Mona Eltahawy, writing in the Daily News of Egypt, raises questions concerning the relationship between a democratic society and the rights of Muslim fundamentalists. She discusses her interaction with Khaled Hamz Salam, who is a member of the Muslim Brotherhodd and recently was arrested by Egyptian autorities. Ms. Eltahawy emphasizes she completely disagrees with the views of Salam and doubts if she, as modern secular woman, would have any opportunity to express her views in a nation led by the Muslim Brotherhood. However, much to her surprise, Salam has reprinted her views on his web site and insists if the Brotherhood ever took over, the rights of women would be protected. He is now one of 750 members of the Muslim Brotherhood who have been imprisoned.
Mona Eltahawy believes President Mubarak uses scare tactics to maintain power by frightening the West with tales of Islamic oppression if the Brotherhood was allowed to participate in politics and eventually gain power. The spectre of Islamic fundamentalism allows Mubarak to continue his dictatorial rule which, after his death, might be followed by the rule of his son. She believes arresting people like Salam who respect women’s rights represent a threat to the Egyptian government attempt to protray all Brotherhood members as extremists and terrorists.
Her column raises the issue if a new generation of Muslim Brotherhood leaders is emerging who are more in tune with the modern world. Certainly, the example of Turkey shows a fundamentalist government still respects secularism. Perhaps, a major problem of the current Bush administration is being blinded by words like “terrorism” or “religious fundamentalism” which leads them to support dictatorship who rule in the name of being better than fundamentalism.

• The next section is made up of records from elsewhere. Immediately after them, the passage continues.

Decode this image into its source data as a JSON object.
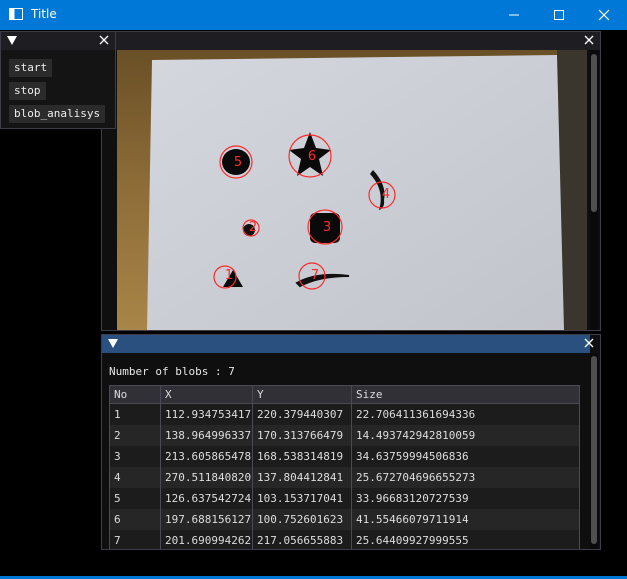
{
  "window": {
    "title": "Title"
  },
  "controls": {
    "buttons": [
      "start",
      "stop",
      "blob_analisys"
    ]
  },
  "image_view": {
    "blob_labels": [
      "5",
      "6",
      "4",
      "2",
      "3",
      "1",
      "7"
    ]
  },
  "results": {
    "count_text": "Number of blobs : 7",
    "columns": [
      "No",
      "X",
      "Y",
      "Size"
    ],
    "rows": [
      [
        "1",
        "112.934753417",
        "220.379440307",
        "22.706411361694336"
      ],
      [
        "2",
        "138.964996337",
        "170.313766479",
        "14.493742942810059"
      ],
      [
        "3",
        "213.605865478",
        "168.538314819",
        "34.63759994506836"
      ],
      [
        "4",
        "270.511840820",
        "137.804412841",
        "25.672704696655273"
      ],
      [
        "5",
        "126.637542724",
        "103.153717041",
        "33.96683120727539"
      ],
      [
        "6",
        "197.688156127",
        "100.752601623",
        "41.55466079711914"
      ],
      [
        "7",
        "201.690994262",
        "217.056655883",
        "25.64409927999555"
      ]
    ]
  },
  "colors": {
    "accent": "#0078d7",
    "active_header": "#29507e",
    "blob_marker": "#ff2a2a"
  }
}
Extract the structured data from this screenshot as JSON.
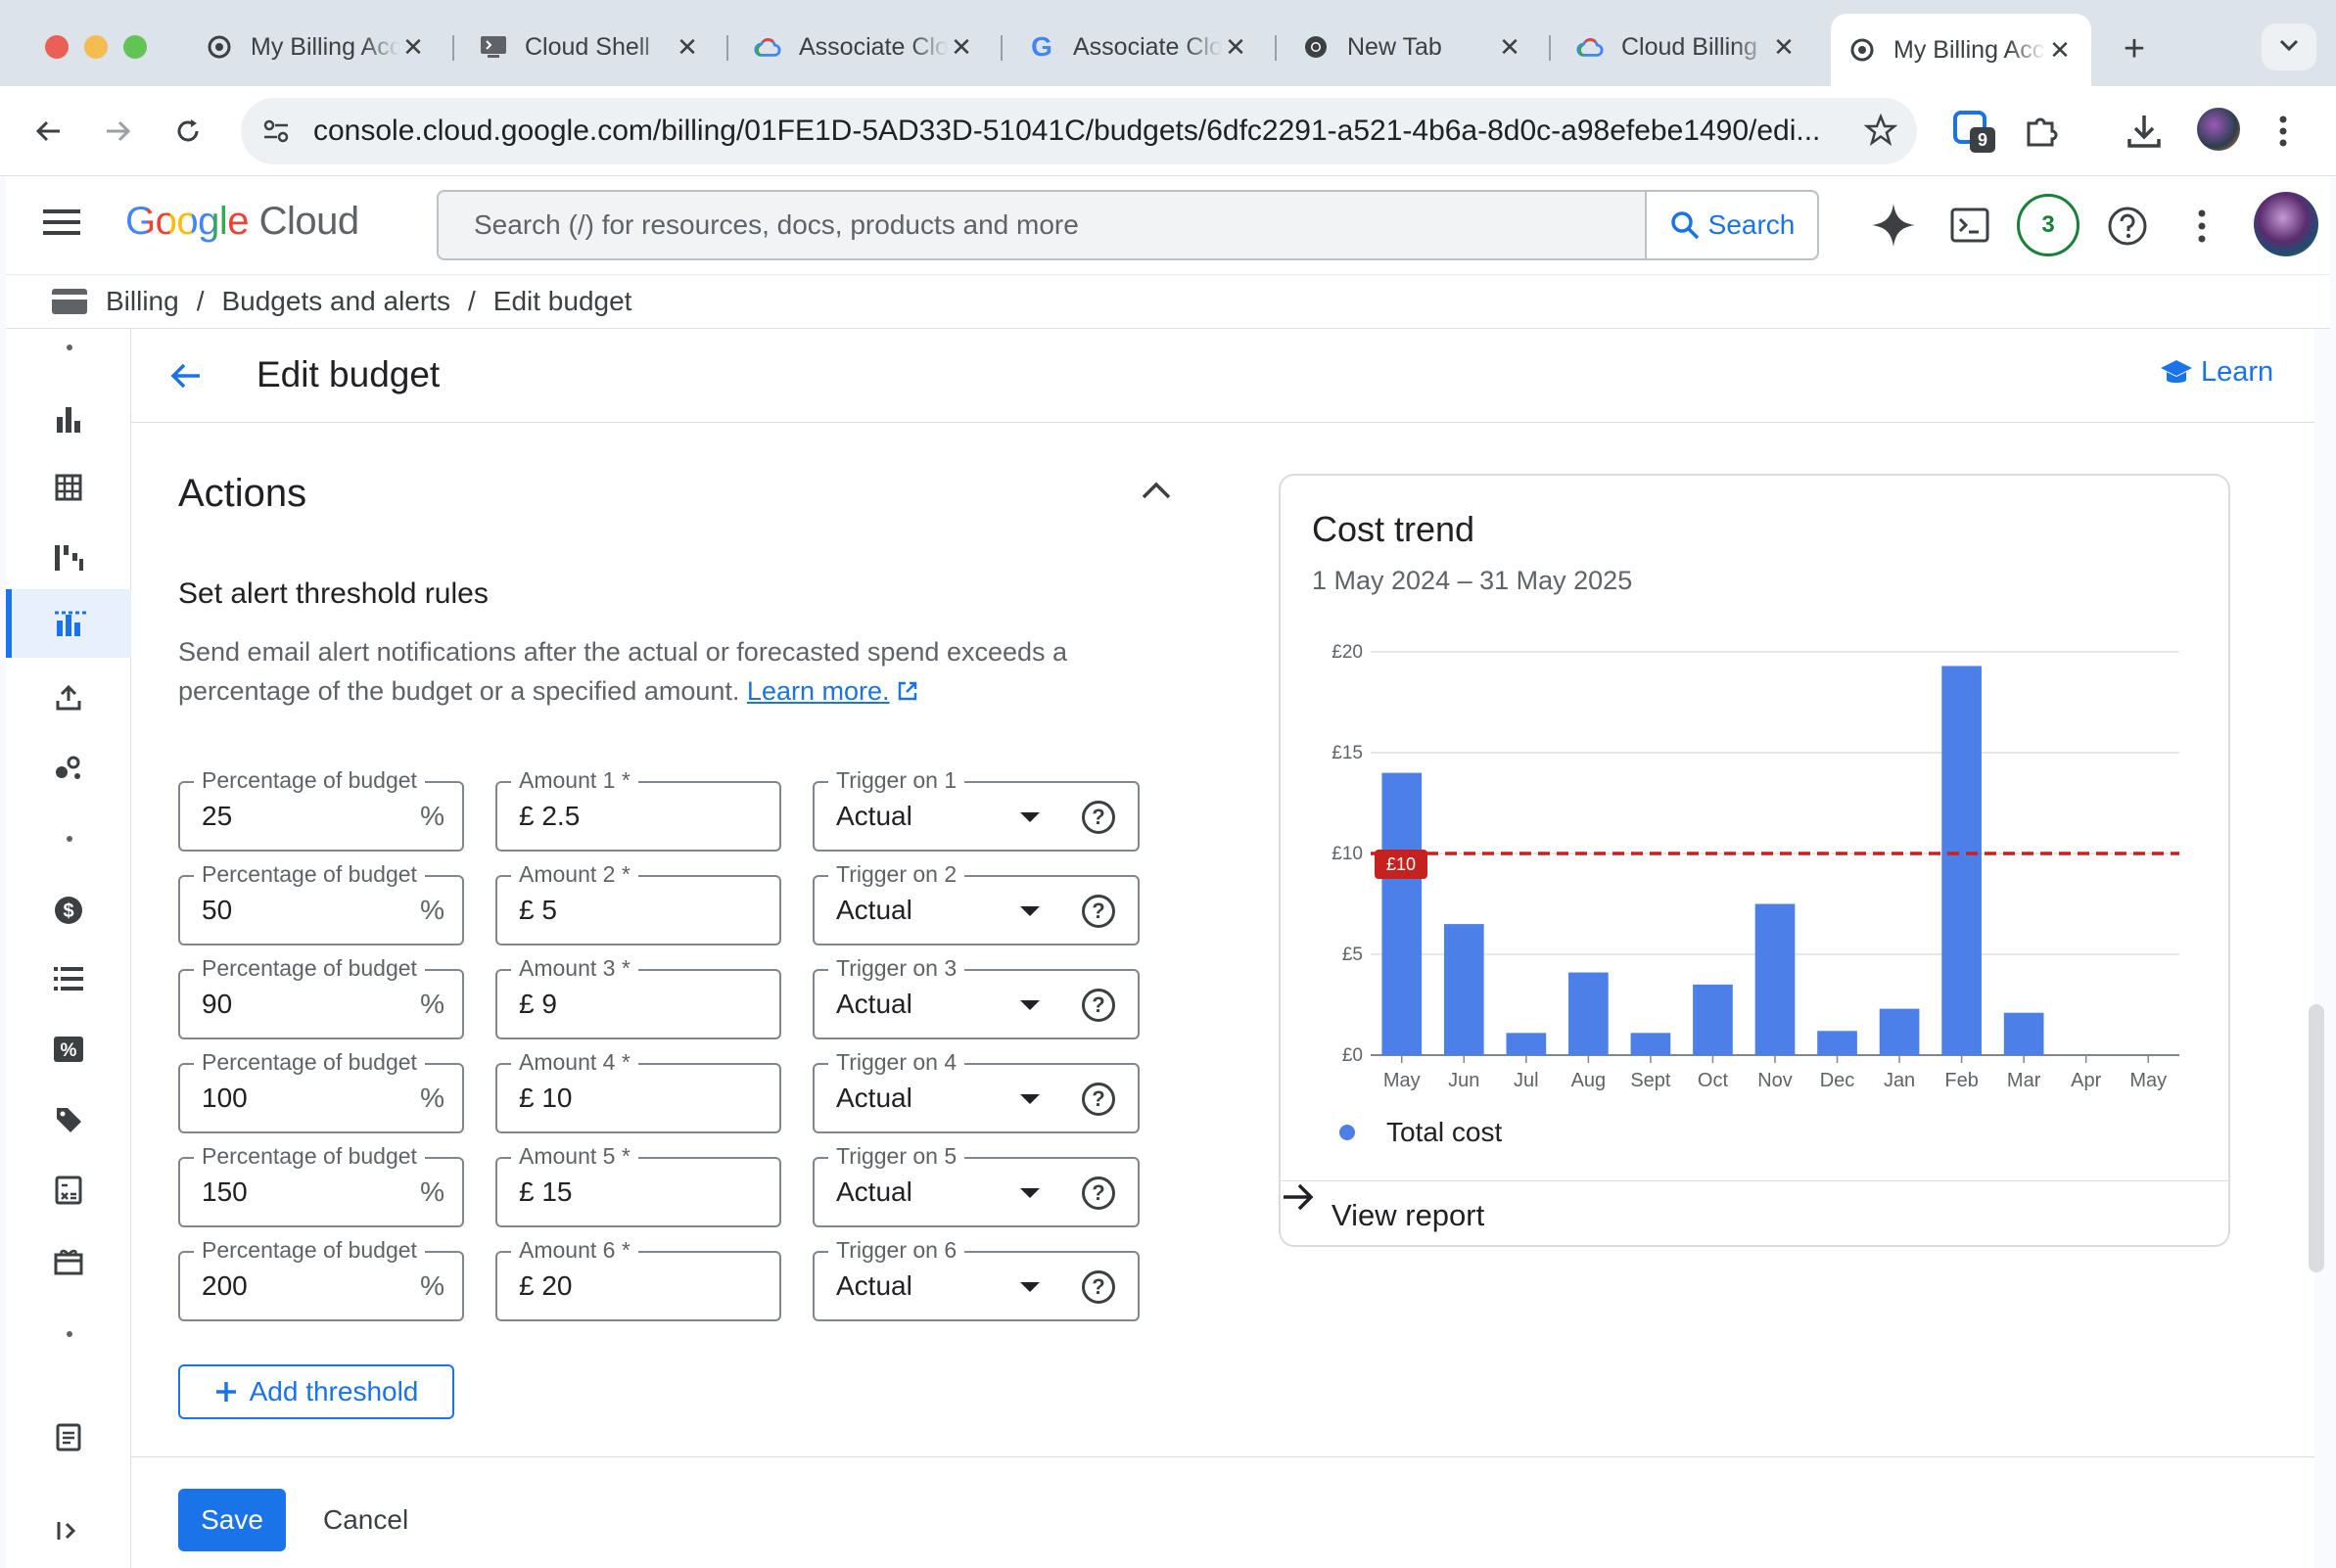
{
  "browser": {
    "tabs": [
      {
        "title": "My Billing Account",
        "icon": "gcp-billing-icon",
        "active": false
      },
      {
        "title": "Cloud Shell",
        "icon": "cloud-shell-icon",
        "active": false
      },
      {
        "title": "Associate Cloud Engineer",
        "icon": "google-cloud-icon",
        "active": false
      },
      {
        "title": "Associate Cloud Engineer",
        "icon": "google-icon",
        "active": false
      },
      {
        "title": "New Tab",
        "icon": "chrome-icon",
        "active": false
      },
      {
        "title": "Cloud Billing",
        "icon": "google-cloud-icon",
        "active": false
      },
      {
        "title": "My Billing Account",
        "icon": "gcp-billing-icon",
        "active": true
      }
    ],
    "close_glyph": "✕",
    "new_tab_glyph": "+",
    "url": "console.cloud.google.com/billing/01FE1D-5AD33D-51041C/budgets/6dfc2291-a521-4b6a-8d0c-a98efebe1490/edi...",
    "extension_badge": "9"
  },
  "header": {
    "logo_google": "Google",
    "logo_cloud": "Cloud",
    "search_placeholder": "Search (/) for resources, docs, products and more",
    "search_button": "Search",
    "notifications_count": "3"
  },
  "breadcrumb": {
    "items": [
      "Billing",
      "Budgets and alerts",
      "Edit budget"
    ],
    "separator": "/"
  },
  "page": {
    "title": "Edit budget",
    "learn_label": "Learn",
    "section_title": "Actions",
    "subsection_title": "Set alert threshold rules",
    "description": "Send email alert notifications after the actual or forecasted spend exceeds a percentage of the budget or a specified amount.",
    "learn_more": "Learn more.",
    "thresholds": [
      {
        "pct_label": "Percentage of budget",
        "pct": "25",
        "amt_label": "Amount 1 *",
        "amt": "2.5",
        "trig_label": "Trigger on 1",
        "trig": "Actual"
      },
      {
        "pct_label": "Percentage of budget",
        "pct": "50",
        "amt_label": "Amount 2 *",
        "amt": "5",
        "trig_label": "Trigger on 2",
        "trig": "Actual"
      },
      {
        "pct_label": "Percentage of budget",
        "pct": "90",
        "amt_label": "Amount 3 *",
        "amt": "9",
        "trig_label": "Trigger on 3",
        "trig": "Actual"
      },
      {
        "pct_label": "Percentage of budget",
        "pct": "100",
        "amt_label": "Amount 4 *",
        "amt": "10",
        "trig_label": "Trigger on 4",
        "trig": "Actual"
      },
      {
        "pct_label": "Percentage of budget",
        "pct": "150",
        "amt_label": "Amount 5 *",
        "amt": "15",
        "trig_label": "Trigger on 5",
        "trig": "Actual"
      },
      {
        "pct_label": "Percentage of budget",
        "pct": "200",
        "amt_label": "Amount 6 *",
        "amt": "20",
        "trig_label": "Trigger on 6",
        "trig": "Actual"
      }
    ],
    "percent_suffix": "%",
    "currency_prefix": "£",
    "add_threshold": "Add threshold",
    "save": "Save",
    "cancel": "Cancel"
  },
  "card": {
    "title": "Cost trend",
    "range": "1 May 2024 – 31 May 2025",
    "view_report": "View report"
  },
  "chart_data": {
    "type": "bar",
    "title": "Cost trend",
    "subtitle": "1 May 2024 – 31 May 2025",
    "categories": [
      "May",
      "Jun",
      "Jul",
      "Aug",
      "Sept",
      "Oct",
      "Nov",
      "Dec",
      "Jan",
      "Feb",
      "Mar",
      "Apr",
      "May"
    ],
    "series": [
      {
        "name": "Total cost",
        "values": [
          14.0,
          6.5,
          1.1,
          4.1,
          1.1,
          3.5,
          7.5,
          1.2,
          2.3,
          19.3,
          2.1,
          0,
          0
        ]
      }
    ],
    "y_ticks": [
      "£0",
      "£5",
      "£10",
      "£15",
      "£20"
    ],
    "ylim": [
      0,
      20
    ],
    "budget_line": {
      "value": 10,
      "label": "£10",
      "color": "#c5221f"
    },
    "bar_color": "#4c80e8",
    "grid": true,
    "legend_position": "bottom-left"
  },
  "colors": {
    "accent": "#1a73e8",
    "budget_line": "#c5221f",
    "bar": "#4c80e8"
  }
}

The real question is whether a third road is beginning to be created in the Muslim world which allows both fundamentalist and modern man and woman to walk alongside one another into the future.